(Wine Safari Score: 93/100 Greg Sherwood MW)

Tasting Profound Dry Australian Riesling at its Very Best ~ Clos Clare Riesling 2015, Watervale, 12.5 Abv.

Who can remember the late 1990s or early 2000s when Riesling meant fruity QbA classifications like Kabinett, Spatlese etc from Germany and sales were perpetually waning as the market cemented its love affair with dry (fruity) Kiwi Sauvignon Blanc?


I remember visiting Weingut Donnhoff in the Nahe in 2002 and tasting all the fruity wines as well as one or two trocken (dry) styles. When I asked Helmut why he did not export the dry styles to the UK, he replied that only Germany wanted them and the UK only drank the fruity styles. I then proceeded to place the first large order of dry wines Donnhoff had ever exported to the UK. 


More importantly, what allowed this to transpire, was the sudden interest and demand among new, educated consumers, inspired by dry Australian Riesling styles from Adelaide Hills, Clare Valley and Margaret River primarily. Germany stood up, took note, and have never looked back. Anecdotally, I’d say dry styles and dry Grosses Gewachs out sell the fruity styles in the premium categories. So Germany owe Australia a free lunch.


Few dry Aussie Rieslings typify this revolution in quality more than Tom and Sam Barry’s Clos Clare Winery in Watervale. Adjoining the famous Pewsey Vale “Florita” vineyard, these 45 year old dry grown vines were harvested on the 17th of February in 2015, chilled for 24 hours, and then whole bunch pressed before fermentation. Having recently tasted a vertical back to 2000, I can honestly say that dry Aussie Riesling doesn’t get any better. 


Tasting Note: This young Riesling has the pristine clarity of a crisp Spring morning. Pale straw and lime yellow. The nose is ultra cool and pure with subtle notes of lime cordial, crunchy white peaches, fresh lemon grass, limestone minerality and dusty mandarine citrus. So pure and seductive. The palate is every bit as vibrant, laden with lime peel, lemon Bon Bon boiled sweets, wet chalk, green apple peel and subtle mixed dried Thyme herbs and lime pastille length. Crystalline and mineral, this fresh zippy Riesling sucks you into its tractor beam and does not release you until the bottle is finished. A classic, fresh, bone dry Clare Valley version that shows dry Aussie Riesling at its very best. Keep or drink over 10 years. 

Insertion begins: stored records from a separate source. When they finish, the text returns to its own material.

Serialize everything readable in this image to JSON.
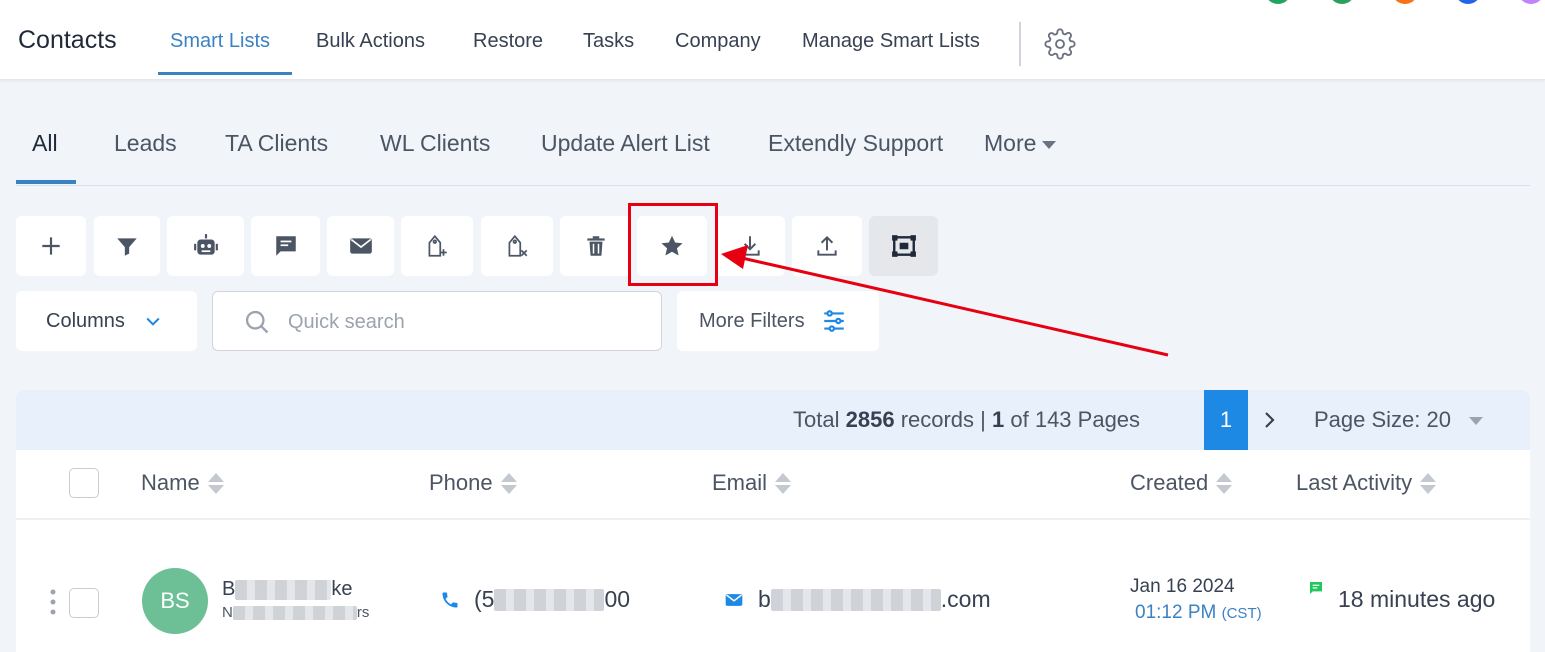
{
  "app": {
    "title": "Contacts"
  },
  "top_nav": {
    "tabs": [
      {
        "label": "Smart Lists",
        "active": true
      },
      {
        "label": "Bulk Actions"
      },
      {
        "label": "Restore"
      },
      {
        "label": "Tasks"
      },
      {
        "label": "Company"
      },
      {
        "label": "Manage Smart Lists"
      }
    ],
    "settings_icon": "gear-icon",
    "user_dots_colors": [
      "#22a45d",
      "#2e9e5b",
      "#f97316",
      "#2563eb",
      "#c084fc"
    ]
  },
  "sub_tabs": {
    "items": [
      {
        "label": "All",
        "active": true
      },
      {
        "label": "Leads"
      },
      {
        "label": "TA Clients"
      },
      {
        "label": "WL Clients"
      },
      {
        "label": "Update Alert List"
      },
      {
        "label": "Extendly Support"
      }
    ],
    "more_label": "More"
  },
  "toolbar": {
    "buttons": [
      {
        "icon": "plus-icon"
      },
      {
        "icon": "filter-icon"
      },
      {
        "icon": "robot-icon"
      },
      {
        "icon": "message-icon"
      },
      {
        "icon": "mail-icon"
      },
      {
        "icon": "add-tag-icon"
      },
      {
        "icon": "remove-tag-icon"
      },
      {
        "icon": "trash-icon"
      },
      {
        "icon": "star-icon",
        "highlighted": true
      },
      {
        "icon": "download-icon"
      },
      {
        "icon": "upload-icon"
      },
      {
        "icon": "merge-icon"
      }
    ]
  },
  "filters": {
    "columns_label": "Columns",
    "search_placeholder": "Quick search",
    "more_filters_label": "More Filters"
  },
  "pagination": {
    "total_prefix": "Total",
    "total_records": "2856",
    "records_word": "records |",
    "current_page": "1",
    "of_pages_text": "of 143 Pages",
    "page_button": "1",
    "page_size_label": "Page Size: 20"
  },
  "table": {
    "columns": [
      "Name",
      "Phone",
      "Email",
      "Created",
      "Last Activity"
    ],
    "rows": [
      {
        "avatar_initials": "BS",
        "name_start": "B",
        "name_end": "ke",
        "company_start": "N",
        "company_end": "rs",
        "phone_start": "(5",
        "phone_end": "00",
        "email_start": "b",
        "email_end": ".com",
        "created_date": "Jan 16 2024",
        "created_time": "01:12 PM",
        "created_tz": "(CST)",
        "last_activity": "18 minutes ago"
      }
    ]
  },
  "colors": {
    "accent": "#3b82c4",
    "page_active": "#1e88e5",
    "highlight": "#e60012",
    "avatar": "#6dbf96"
  }
}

(Wine Safari Score: 94/100 Greg Sherwood MW)

Old dogs don’t need new tricks…

I can’t claim to drink massive amounts of Australian wine. Why would I when there is so much exciting, well priced South African kit on the market in the UK.

But when I do drink an Aussie bottle, 9 out of 10 times it will be a cooler climate expression from Victoria, Adelaide Hills, or WA (Western Australia). Today was a Margaret River kind of day!

David Hohnen is an old dog of the Aussie wine trade and practically invented winemaking in Margaret River and half of New Zealand with the creation of the Cape Mentelle brand in Oz and Cloudy Bay in New Zealand. Today his focus is firmly on his McHenry Hohnen estate wines.


Never one for frivolous chatter or too much smiling, David is a lovely, deep, mysterious kind of character who makes tantalisingly fresh wines with a real purity and a sense of place. His top end estate wines ooze class and Margaret River typicity. 

David’s Tiger Country 2010 is a fantastic blend of Tempranillo, Petit Verdot and Graciano and shows beautiful aromas of black forest fruits, dark chocolate liqueurs and spicy berries. The palate is restrained and multi-layered with a real mineral presence of crushed gravel and graphite and finishes in a harmonic medley of black fruits, chalky tannins and fine balancing acidity.  (Wine Safari Score: 93+/100 Greg Sherwood MW)

I always love catching up with David in London as invariably the banter eventually drifts in multiple, exotic directions. Today was no different… working in New Zealand, the Isabel Estate, gun auctions, and hunting in the creeks of Margaret River. Classic!